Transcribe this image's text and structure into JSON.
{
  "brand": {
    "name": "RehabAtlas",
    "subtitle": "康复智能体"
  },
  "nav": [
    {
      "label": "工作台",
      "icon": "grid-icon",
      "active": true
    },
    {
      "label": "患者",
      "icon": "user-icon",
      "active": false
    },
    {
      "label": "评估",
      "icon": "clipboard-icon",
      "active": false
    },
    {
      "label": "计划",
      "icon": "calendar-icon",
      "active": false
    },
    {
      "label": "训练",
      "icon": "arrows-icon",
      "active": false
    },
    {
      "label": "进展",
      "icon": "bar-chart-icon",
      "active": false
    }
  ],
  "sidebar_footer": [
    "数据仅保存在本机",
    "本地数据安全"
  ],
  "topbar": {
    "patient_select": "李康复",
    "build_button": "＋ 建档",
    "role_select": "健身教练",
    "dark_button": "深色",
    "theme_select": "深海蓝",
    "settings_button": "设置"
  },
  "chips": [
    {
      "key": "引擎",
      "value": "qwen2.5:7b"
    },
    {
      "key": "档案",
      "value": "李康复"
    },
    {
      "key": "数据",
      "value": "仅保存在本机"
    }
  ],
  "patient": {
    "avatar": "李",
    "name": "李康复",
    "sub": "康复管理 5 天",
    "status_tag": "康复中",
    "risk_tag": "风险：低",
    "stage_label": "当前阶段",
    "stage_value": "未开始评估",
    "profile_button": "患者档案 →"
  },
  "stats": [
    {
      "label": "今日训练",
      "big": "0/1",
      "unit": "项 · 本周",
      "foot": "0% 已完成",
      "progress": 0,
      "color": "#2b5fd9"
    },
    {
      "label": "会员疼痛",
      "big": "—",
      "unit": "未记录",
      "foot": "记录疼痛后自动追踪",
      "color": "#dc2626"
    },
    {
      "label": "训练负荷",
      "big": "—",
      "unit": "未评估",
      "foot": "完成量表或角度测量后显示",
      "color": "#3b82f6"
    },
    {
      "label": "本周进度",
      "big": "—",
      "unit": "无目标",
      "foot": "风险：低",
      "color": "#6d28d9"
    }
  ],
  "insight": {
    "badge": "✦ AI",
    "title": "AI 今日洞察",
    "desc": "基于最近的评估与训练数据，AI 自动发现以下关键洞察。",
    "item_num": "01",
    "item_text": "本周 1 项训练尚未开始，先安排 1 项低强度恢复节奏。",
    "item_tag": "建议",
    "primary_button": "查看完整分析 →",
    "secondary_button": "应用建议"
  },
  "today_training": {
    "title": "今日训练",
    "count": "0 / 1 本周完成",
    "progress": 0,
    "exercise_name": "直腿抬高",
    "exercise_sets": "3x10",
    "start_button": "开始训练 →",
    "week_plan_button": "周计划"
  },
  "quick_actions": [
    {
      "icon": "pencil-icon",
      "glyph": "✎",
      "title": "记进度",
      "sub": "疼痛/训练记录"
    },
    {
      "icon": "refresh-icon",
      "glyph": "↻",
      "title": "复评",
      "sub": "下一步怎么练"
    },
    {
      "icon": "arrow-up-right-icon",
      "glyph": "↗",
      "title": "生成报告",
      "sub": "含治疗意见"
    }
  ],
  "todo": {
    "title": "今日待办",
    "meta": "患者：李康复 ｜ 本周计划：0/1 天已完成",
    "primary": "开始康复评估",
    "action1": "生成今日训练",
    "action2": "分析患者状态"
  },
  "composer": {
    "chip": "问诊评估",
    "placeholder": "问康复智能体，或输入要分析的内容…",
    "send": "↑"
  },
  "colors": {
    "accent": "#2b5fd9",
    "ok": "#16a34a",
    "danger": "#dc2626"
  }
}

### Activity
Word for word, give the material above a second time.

### Your response
Transcribe this image's text and structure into JSON.
{
  "brand": {
    "name": "RehabAtlas",
    "subtitle": "康复智能体"
  },
  "nav": [
    {
      "label": "工作台",
      "icon": "grid-icon",
      "active": true
    },
    {
      "label": "患者",
      "icon": "user-icon",
      "active": false
    },
    {
      "label": "评估",
      "icon": "clipboard-icon",
      "active": false
    },
    {
      "label": "计划",
      "icon": "calendar-icon",
      "active": false
    },
    {
      "label": "训练",
      "icon": "arrows-icon",
      "active": false
    },
    {
      "label": "进展",
      "icon": "bar-chart-icon",
      "active": false
    }
  ],
  "sidebar_footer": [
    "数据仅保存在本机",
    "本地数据安全"
  ],
  "topbar": {
    "patient_select": "李康复",
    "build_button": "＋ 建档",
    "role_select": "健身教练",
    "dark_button": "深色",
    "theme_select": "深海蓝",
    "settings_button": "设置"
  },
  "chips": [
    {
      "key": "引擎",
      "value": "qwen2.5:7b"
    },
    {
      "key": "档案",
      "value": "李康复"
    },
    {
      "key": "数据",
      "value": "仅保存在本机"
    }
  ],
  "patient": {
    "avatar": "李",
    "name": "李康复",
    "sub": "康复管理 5 天",
    "status_tag": "康复中",
    "risk_tag": "风险：低",
    "stage_label": "当前阶段",
    "stage_value": "未开始评估",
    "profile_button": "患者档案 →"
  },
  "stats": [
    {
      "label": "今日训练",
      "big": "0/1",
      "unit": "项 · 本周",
      "foot": "0% 已完成",
      "progress": 0,
      "color": "#2b5fd9"
    },
    {
      "label": "会员疼痛",
      "big": "—",
      "unit": "未记录",
      "foot": "记录疼痛后自动追踪",
      "color": "#dc2626"
    },
    {
      "label": "训练负荷",
      "big": "—",
      "unit": "未评估",
      "foot": "完成量表或角度测量后显示",
      "color": "#3b82f6"
    },
    {
      "label": "本周进度",
      "big": "—",
      "unit": "无目标",
      "foot": "风险：低",
      "color": "#6d28d9"
    }
  ],
  "insight": {
    "badge": "✦ AI",
    "title": "AI 今日洞察",
    "desc": "基于最近的评估与训练数据，AI 自动发现以下关键洞察。",
    "item_num": "01",
    "item_text": "本周 1 项训练尚未开始，先安排 1 项低强度恢复节奏。",
    "item_tag": "建议",
    "primary_button": "查看完整分析 →",
    "secondary_button": "应用建议"
  },
  "today_training": {
    "title": "今日训练",
    "count": "0 / 1 本周完成",
    "progress": 0,
    "exercise_name": "直腿抬高",
    "exercise_sets": "3x10",
    "start_button": "开始训练 →",
    "week_plan_button": "周计划"
  },
  "quick_actions": [
    {
      "icon": "pencil-icon",
      "glyph": "✎",
      "title": "记进度",
      "sub": "疼痛/训练记录"
    },
    {
      "icon": "refresh-icon",
      "glyph": "↻",
      "title": "复评",
      "sub": "下一步怎么练"
    },
    {
      "icon": "arrow-up-right-icon",
      "glyph": "↗",
      "title": "生成报告",
      "sub": "含治疗意见"
    }
  ],
  "todo": {
    "title": "今日待办",
    "meta": "患者：李康复 ｜ 本周计划：0/1 天已完成",
    "primary": "开始康复评估",
    "action1": "生成今日训练",
    "action2": "分析患者状态"
  },
  "composer": {
    "chip": "问诊评估",
    "placeholder": "问康复智能体，或输入要分析的内容…",
    "send": "↑"
  },
  "colors": {
    "accent": "#2b5fd9",
    "ok": "#16a34a",
    "danger": "#dc2626"
  }
}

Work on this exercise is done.